»»

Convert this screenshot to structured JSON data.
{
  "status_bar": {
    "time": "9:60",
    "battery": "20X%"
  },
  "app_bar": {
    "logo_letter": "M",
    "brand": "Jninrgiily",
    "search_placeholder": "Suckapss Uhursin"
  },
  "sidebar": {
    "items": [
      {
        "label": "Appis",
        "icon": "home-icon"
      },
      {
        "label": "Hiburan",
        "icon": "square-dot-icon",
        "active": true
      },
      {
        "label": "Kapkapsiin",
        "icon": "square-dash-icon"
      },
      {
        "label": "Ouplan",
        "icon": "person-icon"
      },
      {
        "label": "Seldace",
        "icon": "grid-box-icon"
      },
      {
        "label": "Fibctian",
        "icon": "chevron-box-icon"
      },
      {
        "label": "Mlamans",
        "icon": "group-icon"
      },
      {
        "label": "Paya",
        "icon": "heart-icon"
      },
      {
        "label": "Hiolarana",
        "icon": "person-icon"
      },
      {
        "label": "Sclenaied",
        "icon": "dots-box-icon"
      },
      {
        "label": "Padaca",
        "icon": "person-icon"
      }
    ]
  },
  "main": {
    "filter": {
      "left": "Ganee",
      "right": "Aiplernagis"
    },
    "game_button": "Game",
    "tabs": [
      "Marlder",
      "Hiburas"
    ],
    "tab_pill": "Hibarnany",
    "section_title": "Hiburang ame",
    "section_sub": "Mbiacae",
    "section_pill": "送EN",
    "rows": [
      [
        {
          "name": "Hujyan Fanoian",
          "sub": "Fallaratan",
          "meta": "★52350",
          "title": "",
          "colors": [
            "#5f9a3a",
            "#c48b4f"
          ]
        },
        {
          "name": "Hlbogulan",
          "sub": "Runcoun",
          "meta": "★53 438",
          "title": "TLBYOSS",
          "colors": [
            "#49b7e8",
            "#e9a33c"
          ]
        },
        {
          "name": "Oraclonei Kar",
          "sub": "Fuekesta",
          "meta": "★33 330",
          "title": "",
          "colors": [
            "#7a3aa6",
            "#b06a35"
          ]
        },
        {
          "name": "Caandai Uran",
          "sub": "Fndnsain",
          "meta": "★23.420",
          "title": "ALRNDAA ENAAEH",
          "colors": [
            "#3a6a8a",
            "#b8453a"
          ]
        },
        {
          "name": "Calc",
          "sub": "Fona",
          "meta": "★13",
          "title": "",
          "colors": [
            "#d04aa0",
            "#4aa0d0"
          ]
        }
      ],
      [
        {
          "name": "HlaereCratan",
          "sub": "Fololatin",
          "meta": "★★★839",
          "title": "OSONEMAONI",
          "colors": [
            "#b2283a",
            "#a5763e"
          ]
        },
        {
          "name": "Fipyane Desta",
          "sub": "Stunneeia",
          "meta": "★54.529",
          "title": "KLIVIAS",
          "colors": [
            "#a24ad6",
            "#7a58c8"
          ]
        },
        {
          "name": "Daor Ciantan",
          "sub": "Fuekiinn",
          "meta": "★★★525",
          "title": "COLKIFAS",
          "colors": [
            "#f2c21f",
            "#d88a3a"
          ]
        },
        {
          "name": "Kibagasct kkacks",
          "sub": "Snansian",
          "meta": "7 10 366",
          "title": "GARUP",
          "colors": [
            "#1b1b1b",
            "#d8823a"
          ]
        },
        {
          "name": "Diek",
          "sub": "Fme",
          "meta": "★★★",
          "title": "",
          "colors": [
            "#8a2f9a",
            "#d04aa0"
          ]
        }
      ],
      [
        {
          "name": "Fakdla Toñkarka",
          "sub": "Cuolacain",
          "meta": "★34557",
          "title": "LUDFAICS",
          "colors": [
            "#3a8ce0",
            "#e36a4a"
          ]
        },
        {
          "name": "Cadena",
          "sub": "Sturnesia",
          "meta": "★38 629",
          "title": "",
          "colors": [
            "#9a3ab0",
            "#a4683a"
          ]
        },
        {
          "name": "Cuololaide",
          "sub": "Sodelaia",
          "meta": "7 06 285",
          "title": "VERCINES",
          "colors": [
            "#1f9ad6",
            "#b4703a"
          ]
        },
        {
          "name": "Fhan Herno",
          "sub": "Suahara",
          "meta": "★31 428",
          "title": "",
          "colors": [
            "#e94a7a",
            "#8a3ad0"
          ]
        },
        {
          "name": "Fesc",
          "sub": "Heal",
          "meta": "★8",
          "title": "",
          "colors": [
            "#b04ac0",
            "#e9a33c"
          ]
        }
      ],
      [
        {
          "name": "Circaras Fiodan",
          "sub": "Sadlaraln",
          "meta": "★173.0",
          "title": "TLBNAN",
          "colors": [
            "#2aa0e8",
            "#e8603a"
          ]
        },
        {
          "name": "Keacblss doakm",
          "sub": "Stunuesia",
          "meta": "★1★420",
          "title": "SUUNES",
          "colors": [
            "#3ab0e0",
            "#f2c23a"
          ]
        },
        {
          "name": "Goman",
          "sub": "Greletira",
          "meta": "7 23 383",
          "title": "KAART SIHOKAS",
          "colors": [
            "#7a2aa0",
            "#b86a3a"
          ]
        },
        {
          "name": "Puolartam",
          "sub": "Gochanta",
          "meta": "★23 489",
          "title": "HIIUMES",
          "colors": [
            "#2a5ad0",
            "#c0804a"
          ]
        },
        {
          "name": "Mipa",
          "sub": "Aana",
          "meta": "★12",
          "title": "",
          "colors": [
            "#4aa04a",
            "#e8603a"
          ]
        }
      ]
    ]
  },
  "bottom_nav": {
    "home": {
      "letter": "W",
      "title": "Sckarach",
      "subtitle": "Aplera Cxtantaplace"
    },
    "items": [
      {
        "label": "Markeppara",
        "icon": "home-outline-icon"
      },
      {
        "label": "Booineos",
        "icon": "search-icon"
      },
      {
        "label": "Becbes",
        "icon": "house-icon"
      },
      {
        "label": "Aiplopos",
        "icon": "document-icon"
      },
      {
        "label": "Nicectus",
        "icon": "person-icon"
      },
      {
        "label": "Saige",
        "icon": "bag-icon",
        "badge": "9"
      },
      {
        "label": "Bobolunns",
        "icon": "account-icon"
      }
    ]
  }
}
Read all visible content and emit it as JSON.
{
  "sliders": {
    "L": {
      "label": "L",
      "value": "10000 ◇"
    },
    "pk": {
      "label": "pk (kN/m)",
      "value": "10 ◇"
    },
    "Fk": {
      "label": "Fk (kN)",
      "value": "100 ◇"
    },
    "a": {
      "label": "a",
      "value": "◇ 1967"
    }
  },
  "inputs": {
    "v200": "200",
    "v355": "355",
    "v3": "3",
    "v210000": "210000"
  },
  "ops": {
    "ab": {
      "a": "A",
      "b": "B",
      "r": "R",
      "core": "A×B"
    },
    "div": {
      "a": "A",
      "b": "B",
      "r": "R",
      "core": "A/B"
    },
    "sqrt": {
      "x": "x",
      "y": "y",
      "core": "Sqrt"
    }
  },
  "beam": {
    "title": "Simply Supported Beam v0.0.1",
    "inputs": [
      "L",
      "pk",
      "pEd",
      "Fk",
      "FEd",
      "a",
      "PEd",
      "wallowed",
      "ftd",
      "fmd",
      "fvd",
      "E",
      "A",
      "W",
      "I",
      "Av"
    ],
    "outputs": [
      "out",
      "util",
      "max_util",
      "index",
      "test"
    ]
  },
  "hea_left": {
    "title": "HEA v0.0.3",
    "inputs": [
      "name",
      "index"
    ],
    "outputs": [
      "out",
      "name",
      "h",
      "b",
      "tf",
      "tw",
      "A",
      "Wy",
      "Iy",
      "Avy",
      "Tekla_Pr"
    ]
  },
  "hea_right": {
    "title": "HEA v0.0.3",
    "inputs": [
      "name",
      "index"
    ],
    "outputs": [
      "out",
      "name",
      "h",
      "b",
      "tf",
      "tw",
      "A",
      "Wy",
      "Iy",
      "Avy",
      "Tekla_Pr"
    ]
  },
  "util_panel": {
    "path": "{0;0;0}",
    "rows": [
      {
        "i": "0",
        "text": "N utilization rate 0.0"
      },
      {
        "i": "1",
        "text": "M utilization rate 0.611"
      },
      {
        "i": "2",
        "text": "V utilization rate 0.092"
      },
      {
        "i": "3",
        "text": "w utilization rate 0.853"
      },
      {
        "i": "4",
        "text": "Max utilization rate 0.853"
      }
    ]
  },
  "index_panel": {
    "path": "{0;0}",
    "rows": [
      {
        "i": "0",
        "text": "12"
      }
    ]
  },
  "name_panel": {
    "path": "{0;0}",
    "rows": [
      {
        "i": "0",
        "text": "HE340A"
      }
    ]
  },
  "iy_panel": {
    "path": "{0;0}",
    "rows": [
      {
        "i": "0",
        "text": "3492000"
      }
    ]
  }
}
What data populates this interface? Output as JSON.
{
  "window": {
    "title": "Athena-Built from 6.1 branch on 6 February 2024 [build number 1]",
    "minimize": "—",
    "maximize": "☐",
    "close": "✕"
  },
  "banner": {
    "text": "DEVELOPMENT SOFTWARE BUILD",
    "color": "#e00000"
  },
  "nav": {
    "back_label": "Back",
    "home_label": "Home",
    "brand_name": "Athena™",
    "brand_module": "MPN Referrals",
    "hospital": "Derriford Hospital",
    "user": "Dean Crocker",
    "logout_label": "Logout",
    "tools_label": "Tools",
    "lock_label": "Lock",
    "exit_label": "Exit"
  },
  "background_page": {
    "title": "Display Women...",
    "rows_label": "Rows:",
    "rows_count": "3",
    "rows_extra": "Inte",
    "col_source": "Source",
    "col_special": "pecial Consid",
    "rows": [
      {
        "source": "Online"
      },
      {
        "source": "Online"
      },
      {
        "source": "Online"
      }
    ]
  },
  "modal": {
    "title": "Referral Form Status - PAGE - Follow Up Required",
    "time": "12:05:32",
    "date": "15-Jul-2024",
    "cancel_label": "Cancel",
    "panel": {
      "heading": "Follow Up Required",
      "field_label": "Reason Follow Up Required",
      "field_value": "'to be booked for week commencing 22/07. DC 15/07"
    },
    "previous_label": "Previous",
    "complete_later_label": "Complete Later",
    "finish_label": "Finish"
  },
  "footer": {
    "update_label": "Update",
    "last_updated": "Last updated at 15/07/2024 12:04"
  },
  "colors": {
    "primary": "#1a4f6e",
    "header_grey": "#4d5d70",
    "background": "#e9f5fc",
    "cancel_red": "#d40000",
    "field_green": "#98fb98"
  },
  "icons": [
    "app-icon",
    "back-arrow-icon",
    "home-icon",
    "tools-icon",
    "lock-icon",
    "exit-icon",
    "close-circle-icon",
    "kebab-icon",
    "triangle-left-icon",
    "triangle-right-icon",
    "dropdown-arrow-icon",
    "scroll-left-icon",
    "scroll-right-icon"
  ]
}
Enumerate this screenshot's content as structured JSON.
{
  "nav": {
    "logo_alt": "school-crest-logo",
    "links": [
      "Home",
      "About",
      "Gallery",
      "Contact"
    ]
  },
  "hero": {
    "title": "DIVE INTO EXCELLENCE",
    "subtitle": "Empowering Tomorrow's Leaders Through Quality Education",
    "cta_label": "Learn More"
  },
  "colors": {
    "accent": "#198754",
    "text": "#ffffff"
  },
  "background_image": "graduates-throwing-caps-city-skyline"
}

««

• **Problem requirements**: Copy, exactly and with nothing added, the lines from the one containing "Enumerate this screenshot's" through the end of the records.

• **Your solution**:
Enumerate this screenshot's content as structured JSON.
{
  "nav": {
    "logo_alt": "school-crest-logo",
    "links": [
      "Home",
      "About",
      "Gallery",
      "Contact"
    ]
  },
  "hero": {
    "title": "DIVE INTO EXCELLENCE",
    "subtitle": "Empowering Tomorrow's Leaders Through Quality Education",
    "cta_label": "Learn More"
  },
  "colors": {
    "accent": "#198754",
    "text": "#ffffff"
  },
  "background_image": "graduates-throwing-caps-city-skyline"
}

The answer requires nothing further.